Sheffield’s unemployment total is declining more slowly than many other parts of the country – despite a fall of more than 18 per cent over the last year.
A map published by the Financial Times has revealed a big difference in the rate at which people are returning to work across the UK as the economic recovery gathers pace.
The most recent figures from the Office of National Statistics show the number of job seekers’ allowance claimants in Sheffield fell by 3,285 in January 2014 to 14,476, compared with 17,761 in January 2013.
All areas apart from one district in Northern Ireland saw declines.
However, the Financial Times map showed Sheffield and other provincial towns and cities are lagging behind rural and southern areas.
In Sheffield, Rotherham and Doncaster – along with cities such as Liverpool, Leeds, Bradford and Birmingham – unemployment has dropped by between 10 and 19 per cent.
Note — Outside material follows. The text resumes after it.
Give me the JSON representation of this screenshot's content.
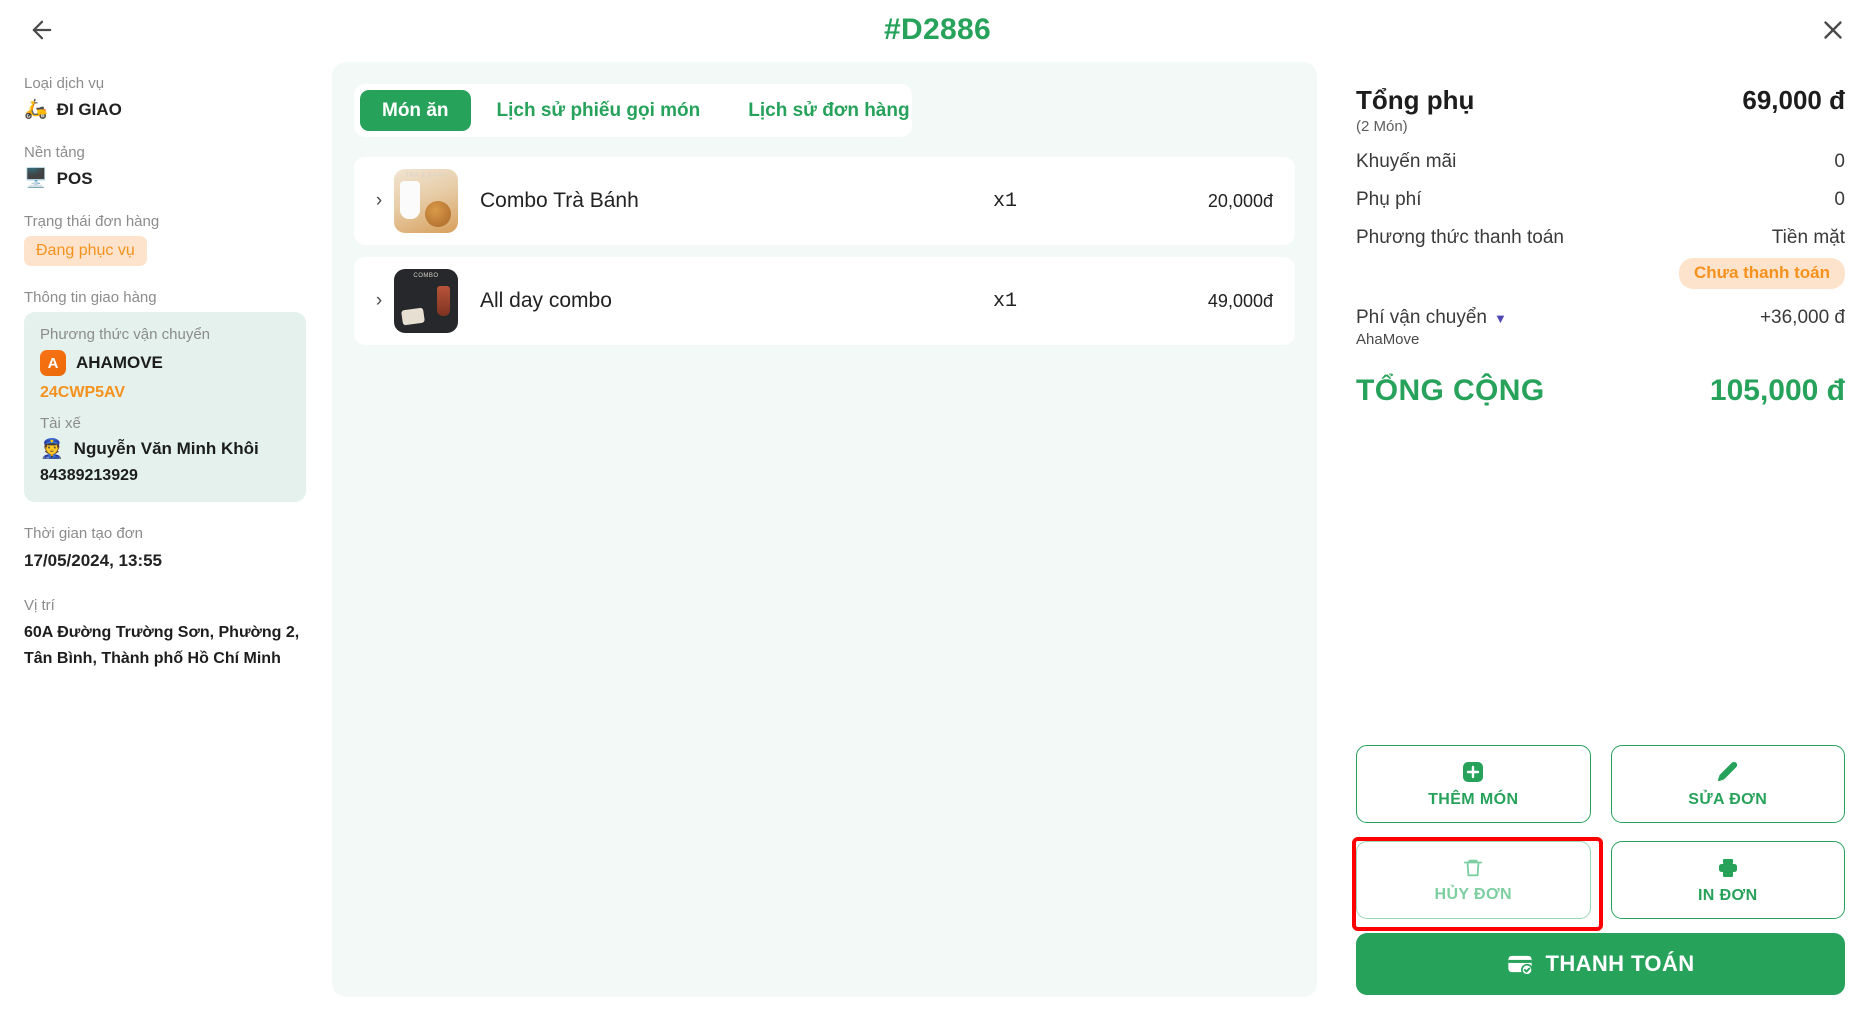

Meanwhile, some rural boroughs including parts of the Midlands, North Yorkshire and the prosperous South East, have seen falls in unemployment of more than 30 per cent.
Clive Betts, Sheffield South East Labour MP, said: “The Government’s cuts have been felt hardest in areas with a lot of public sector jobs – so Sheffield and other northern cities have been left more exposed to prolonged unemployment than other parts of the country.”
Sheffield business leaders have called on the city’s economic and political leaders to pull together to ensure it is ‘part of the recovery’.
Richard Wright, executive director of Sheffield Chamber of Commerce and Industry, said: “Yes, the UK economy is picking up, but Sheffield needs to make sure it is part of that recovery and not left behind playing catch-up.”
“We need to see more inward investment, more exports from the city region, more business funding, more expansions into new markets, more incentive to take on staff and ultimately more ambition from everyone to make this city great again.”
Deputy Prime Minister and Sheffield Hallam MP Nick Clegg said: “Sheffield has seen an increase of 16,300 people in work since 2010, although there is still much more to do.”